» WORK TO BE COMPLETED: For this exercise, return all the data word for word, with images left out.

☆ ☆ ☆

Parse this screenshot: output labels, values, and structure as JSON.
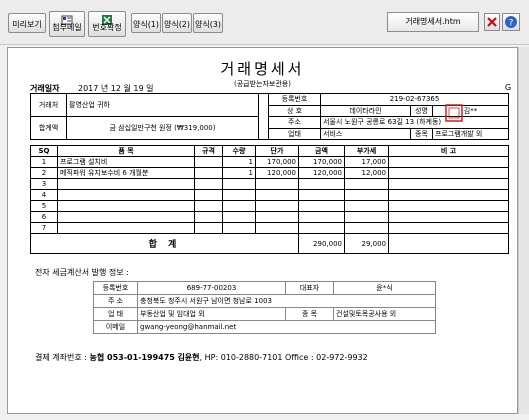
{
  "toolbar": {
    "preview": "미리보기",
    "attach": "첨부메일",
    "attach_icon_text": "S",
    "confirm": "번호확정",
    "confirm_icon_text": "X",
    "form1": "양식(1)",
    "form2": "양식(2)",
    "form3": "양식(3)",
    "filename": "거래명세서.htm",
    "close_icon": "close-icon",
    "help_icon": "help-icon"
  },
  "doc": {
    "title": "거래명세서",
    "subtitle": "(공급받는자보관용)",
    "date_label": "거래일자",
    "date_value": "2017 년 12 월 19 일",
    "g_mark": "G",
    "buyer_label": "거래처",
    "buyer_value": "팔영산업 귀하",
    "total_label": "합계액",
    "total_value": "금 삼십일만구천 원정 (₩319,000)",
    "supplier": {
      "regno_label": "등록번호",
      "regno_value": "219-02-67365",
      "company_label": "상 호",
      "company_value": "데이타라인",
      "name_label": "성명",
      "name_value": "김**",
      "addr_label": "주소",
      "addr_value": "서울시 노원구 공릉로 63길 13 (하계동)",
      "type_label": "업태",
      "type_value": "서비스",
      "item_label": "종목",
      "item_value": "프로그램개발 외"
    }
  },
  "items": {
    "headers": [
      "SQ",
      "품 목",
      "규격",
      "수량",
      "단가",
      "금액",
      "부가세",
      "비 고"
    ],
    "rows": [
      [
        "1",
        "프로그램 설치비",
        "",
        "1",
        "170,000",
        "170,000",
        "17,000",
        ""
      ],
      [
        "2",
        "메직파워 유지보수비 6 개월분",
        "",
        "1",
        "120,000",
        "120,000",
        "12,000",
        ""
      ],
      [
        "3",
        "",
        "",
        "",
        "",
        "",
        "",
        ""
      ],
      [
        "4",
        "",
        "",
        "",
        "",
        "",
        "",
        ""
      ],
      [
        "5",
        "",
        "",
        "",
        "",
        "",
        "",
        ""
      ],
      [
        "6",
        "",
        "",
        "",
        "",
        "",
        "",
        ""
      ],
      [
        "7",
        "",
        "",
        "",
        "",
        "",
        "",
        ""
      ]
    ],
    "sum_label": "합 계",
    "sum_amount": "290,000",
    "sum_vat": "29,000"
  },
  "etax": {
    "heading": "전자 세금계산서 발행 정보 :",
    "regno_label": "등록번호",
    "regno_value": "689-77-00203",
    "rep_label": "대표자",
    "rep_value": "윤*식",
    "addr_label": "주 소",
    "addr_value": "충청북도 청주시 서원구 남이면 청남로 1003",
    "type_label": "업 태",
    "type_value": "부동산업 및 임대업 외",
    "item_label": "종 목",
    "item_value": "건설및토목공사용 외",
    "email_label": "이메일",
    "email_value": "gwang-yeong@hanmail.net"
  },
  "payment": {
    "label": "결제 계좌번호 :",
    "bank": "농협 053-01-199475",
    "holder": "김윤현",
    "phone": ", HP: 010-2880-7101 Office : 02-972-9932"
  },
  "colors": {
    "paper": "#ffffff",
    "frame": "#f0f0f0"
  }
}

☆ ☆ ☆

» TASK SOLUTION:
Parse this screenshot: output labels, values, and structure as JSON.
{
  "toolbar": {
    "preview": "미리보기",
    "attach": "첨부메일",
    "attach_icon_text": "S",
    "confirm": "번호확정",
    "confirm_icon_text": "X",
    "form1": "양식(1)",
    "form2": "양식(2)",
    "form3": "양식(3)",
    "filename": "거래명세서.htm",
    "close_icon": "close-icon",
    "help_icon": "help-icon"
  },
  "doc": {
    "title": "거래명세서",
    "subtitle": "(공급받는자보관용)",
    "date_label": "거래일자",
    "date_value": "2017 년 12 월 19 일",
    "g_mark": "G",
    "buyer_label": "거래처",
    "buyer_value": "팔영산업 귀하",
    "total_label": "합계액",
    "total_value": "금 삼십일만구천 원정 (₩319,000)",
    "supplier": {
      "regno_label": "등록번호",
      "regno_value": "219-02-67365",
      "company_label": "상 호",
      "company_value": "데이타라인",
      "name_label": "성명",
      "name_value": "김**",
      "addr_label": "주소",
      "addr_value": "서울시 노원구 공릉로 63길 13 (하계동)",
      "type_label": "업태",
      "type_value": "서비스",
      "item_label": "종목",
      "item_value": "프로그램개발 외"
    }
  },
  "items": {
    "headers": [
      "SQ",
      "품 목",
      "규격",
      "수량",
      "단가",
      "금액",
      "부가세",
      "비 고"
    ],
    "rows": [
      [
        "1",
        "프로그램 설치비",
        "",
        "1",
        "170,000",
        "170,000",
        "17,000",
        ""
      ],
      [
        "2",
        "메직파워 유지보수비 6 개월분",
        "",
        "1",
        "120,000",
        "120,000",
        "12,000",
        ""
      ],
      [
        "3",
        "",
        "",
        "",
        "",
        "",
        "",
        ""
      ],
      [
        "4",
        "",
        "",
        "",
        "",
        "",
        "",
        ""
      ],
      [
        "5",
        "",
        "",
        "",
        "",
        "",
        "",
        ""
      ],
      [
        "6",
        "",
        "",
        "",
        "",
        "",
        "",
        ""
      ],
      [
        "7",
        "",
        "",
        "",
        "",
        "",
        "",
        ""
      ]
    ],
    "sum_label": "합 계",
    "sum_amount": "290,000",
    "sum_vat": "29,000"
  },
  "etax": {
    "heading": "전자 세금계산서 발행 정보 :",
    "regno_label": "등록번호",
    "regno_value": "689-77-00203",
    "rep_label": "대표자",
    "rep_value": "윤*식",
    "addr_label": "주 소",
    "addr_value": "충청북도 청주시 서원구 남이면 청남로 1003",
    "type_label": "업 태",
    "type_value": "부동산업 및 임대업 외",
    "item_label": "종 목",
    "item_value": "건설및토목공사용 외",
    "email_label": "이메일",
    "email_value": "gwang-yeong@hanmail.net"
  },
  "payment": {
    "label": "결제 계좌번호 :",
    "bank": "농협 053-01-199475",
    "holder": "김윤현",
    "phone": ", HP: 010-2880-7101 Office : 02-972-9932"
  },
  "colors": {
    "paper": "#ffffff",
    "frame": "#f0f0f0"
  }
}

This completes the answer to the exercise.